TRY IT => Reproduce each entry below verbatim.

MATERIAL SUPPLIED =>
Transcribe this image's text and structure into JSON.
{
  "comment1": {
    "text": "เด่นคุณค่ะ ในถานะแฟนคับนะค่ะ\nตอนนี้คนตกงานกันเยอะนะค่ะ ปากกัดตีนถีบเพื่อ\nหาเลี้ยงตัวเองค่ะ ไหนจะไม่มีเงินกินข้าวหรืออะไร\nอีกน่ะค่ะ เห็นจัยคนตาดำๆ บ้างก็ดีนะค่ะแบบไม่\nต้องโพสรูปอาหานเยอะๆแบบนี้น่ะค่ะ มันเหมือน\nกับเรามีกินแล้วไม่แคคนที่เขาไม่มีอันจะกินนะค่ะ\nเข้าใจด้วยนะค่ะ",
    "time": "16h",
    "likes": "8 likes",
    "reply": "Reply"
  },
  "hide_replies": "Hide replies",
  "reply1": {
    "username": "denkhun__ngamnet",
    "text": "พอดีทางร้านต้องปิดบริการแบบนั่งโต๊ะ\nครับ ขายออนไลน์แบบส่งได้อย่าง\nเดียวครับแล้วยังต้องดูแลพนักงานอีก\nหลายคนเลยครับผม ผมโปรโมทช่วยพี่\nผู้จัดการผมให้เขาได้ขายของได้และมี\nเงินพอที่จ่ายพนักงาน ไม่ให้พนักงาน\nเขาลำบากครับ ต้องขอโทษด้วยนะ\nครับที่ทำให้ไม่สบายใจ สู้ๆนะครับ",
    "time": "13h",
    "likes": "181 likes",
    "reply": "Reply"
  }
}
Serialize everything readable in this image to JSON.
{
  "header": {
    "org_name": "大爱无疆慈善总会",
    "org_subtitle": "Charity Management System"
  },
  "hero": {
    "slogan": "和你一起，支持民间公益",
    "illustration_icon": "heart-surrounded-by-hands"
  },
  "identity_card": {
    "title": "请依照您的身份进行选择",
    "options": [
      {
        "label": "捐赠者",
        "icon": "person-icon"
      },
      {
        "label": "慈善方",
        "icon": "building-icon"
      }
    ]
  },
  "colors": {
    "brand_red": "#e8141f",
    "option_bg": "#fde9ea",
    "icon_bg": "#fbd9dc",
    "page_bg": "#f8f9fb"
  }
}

RESULT OF THE EXERCISE =>
Transcribe this image's text and structure into JSON.
{
  "comment1": {
    "text": "เด่นคุณค่ะ ในถานะแฟนคับนะค่ะ\nตอนนี้คนตกงานกันเยอะนะค่ะ ปากกัดตีนถีบเพื่อ\nหาเลี้ยงตัวเองค่ะ ไหนจะไม่มีเงินกินข้าวหรืออะไร\nอีกน่ะค่ะ เห็นจัยคนตาดำๆ บ้างก็ดีนะค่ะแบบไม่\nต้องโพสรูปอาหานเยอะๆแบบนี้น่ะค่ะ มันเหมือน\nกับเรามีกินแล้วไม่แคคนที่เขาไม่มีอันจะกินนะค่ะ\nเข้าใจด้วยนะค่ะ",
    "time": "16h",
    "likes": "8 likes",
    "reply": "Reply"
  },
  "hide_replies": "Hide replies",
  "reply1": {
    "username": "denkhun__ngamnet",
    "text": "พอดีทางร้านต้องปิดบริการแบบนั่งโต๊ะ\nครับ ขายออนไลน์แบบส่งได้อย่าง\nเดียวครับแล้วยังต้องดูแลพนักงานอีก\nหลายคนเลยครับผม ผมโปรโมทช่วยพี่\nผู้จัดการผมให้เขาได้ขายของได้และมี\nเงินพอที่จ่ายพนักงาน ไม่ให้พนักงาน\nเขาลำบากครับ ต้องขอโทษด้วยนะ\nครับที่ทำให้ไม่สบายใจ สู้ๆนะครับ",
    "time": "13h",
    "likes": "181 likes",
    "reply": "Reply"
  }
}
Serialize everything readable in this image to JSON.
{
  "header": {
    "org_name": "大爱无疆慈善总会",
    "org_subtitle": "Charity Management System"
  },
  "hero": {
    "slogan": "和你一起，支持民间公益",
    "illustration_icon": "heart-surrounded-by-hands"
  },
  "identity_card": {
    "title": "请依照您的身份进行选择",
    "options": [
      {
        "label": "捐赠者",
        "icon": "person-icon"
      },
      {
        "label": "慈善方",
        "icon": "building-icon"
      }
    ]
  },
  "colors": {
    "brand_red": "#e8141f",
    "option_bg": "#fde9ea",
    "icon_bg": "#fbd9dc",
    "page_bg": "#f8f9fb"
  }
}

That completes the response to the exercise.